Goal of the exercise – Repeat the records in full. No pictures belong in the copy.

━━━━━━━━

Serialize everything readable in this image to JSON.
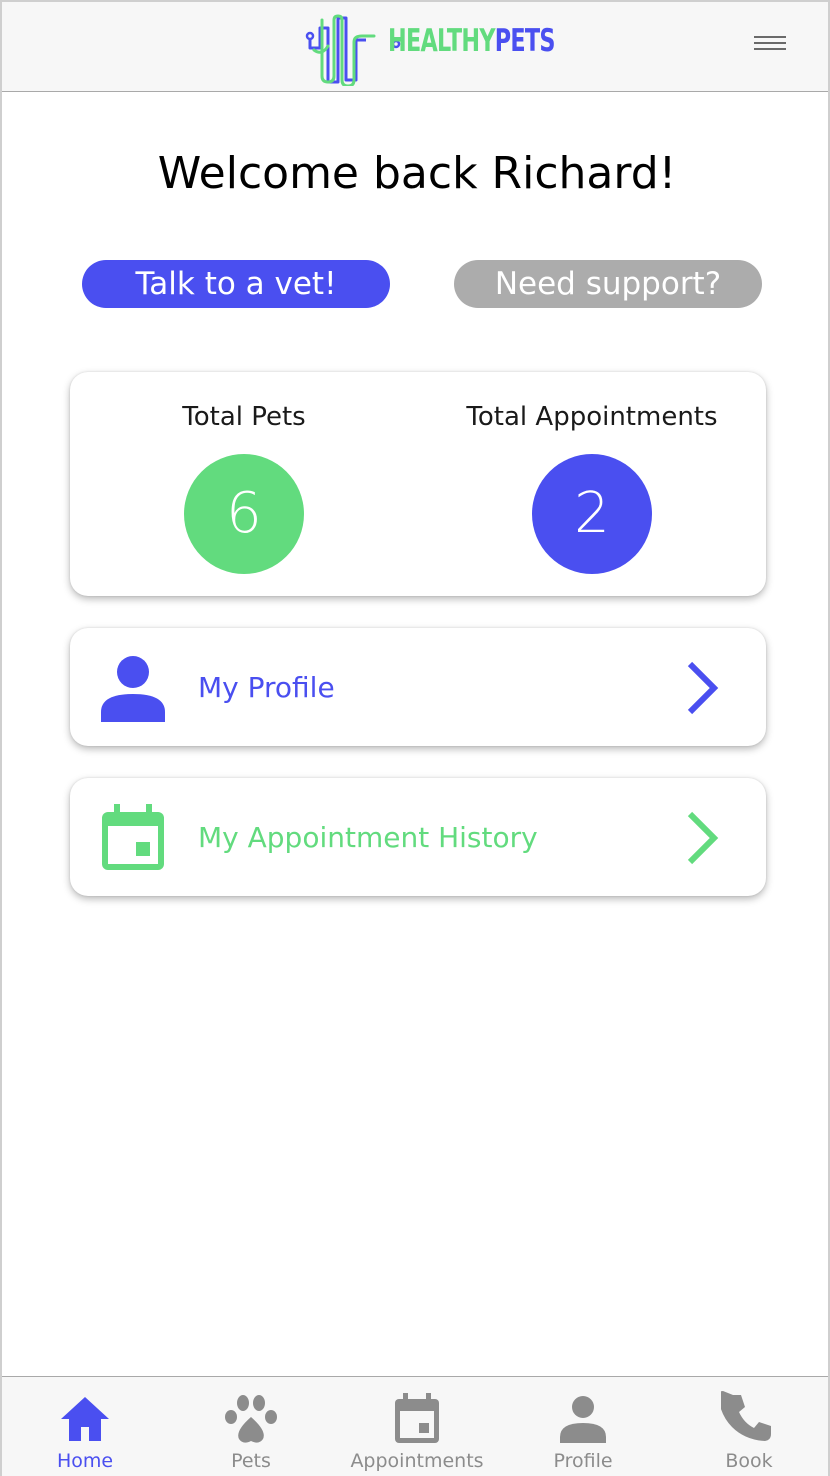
{
  "header": {
    "logo_text_part1": "HEALTHY",
    "logo_text_part2": "PETS",
    "menu_icon": "hamburger-menu-icon"
  },
  "welcome": "Welcome back Richard!",
  "actions": {
    "talk_to_vet": "Talk to a vet!",
    "need_support": "Need support?"
  },
  "stats": {
    "pets_label": "Total Pets",
    "pets_value": "6",
    "appointments_label": "Total Appointments",
    "appointments_value": "2"
  },
  "links": {
    "profile_label": "My Profile",
    "history_label": "My Appointment History"
  },
  "nav": [
    {
      "label": "Home",
      "icon": "home-icon",
      "active": true
    },
    {
      "label": "Pets",
      "icon": "paw-icon",
      "active": false
    },
    {
      "label": "Appointments",
      "icon": "calendar-icon",
      "active": false
    },
    {
      "label": "Profile",
      "icon": "person-icon",
      "active": false
    },
    {
      "label": "Book",
      "icon": "phone-icon",
      "active": false
    }
  ],
  "colors": {
    "primary_blue": "#4a4ff0",
    "accent_green": "#62db7e",
    "support_gray": "#acacac",
    "inactive_gray": "#8c8c8c"
  }
}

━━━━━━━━

Output of the task –
Serialize everything readable in this image to JSON.
{
  "header": {
    "logo_text_part1": "HEALTHY",
    "logo_text_part2": "PETS",
    "menu_icon": "hamburger-menu-icon"
  },
  "welcome": "Welcome back Richard!",
  "actions": {
    "talk_to_vet": "Talk to a vet!",
    "need_support": "Need support?"
  },
  "stats": {
    "pets_label": "Total Pets",
    "pets_value": "6",
    "appointments_label": "Total Appointments",
    "appointments_value": "2"
  },
  "links": {
    "profile_label": "My Profile",
    "history_label": "My Appointment History"
  },
  "nav": [
    {
      "label": "Home",
      "icon": "home-icon",
      "active": true
    },
    {
      "label": "Pets",
      "icon": "paw-icon",
      "active": false
    },
    {
      "label": "Appointments",
      "icon": "calendar-icon",
      "active": false
    },
    {
      "label": "Profile",
      "icon": "person-icon",
      "active": false
    },
    {
      "label": "Book",
      "icon": "phone-icon",
      "active": false
    }
  ],
  "colors": {
    "primary_blue": "#4a4ff0",
    "accent_green": "#62db7e",
    "support_gray": "#acacac",
    "inactive_gray": "#8c8c8c"
  }
}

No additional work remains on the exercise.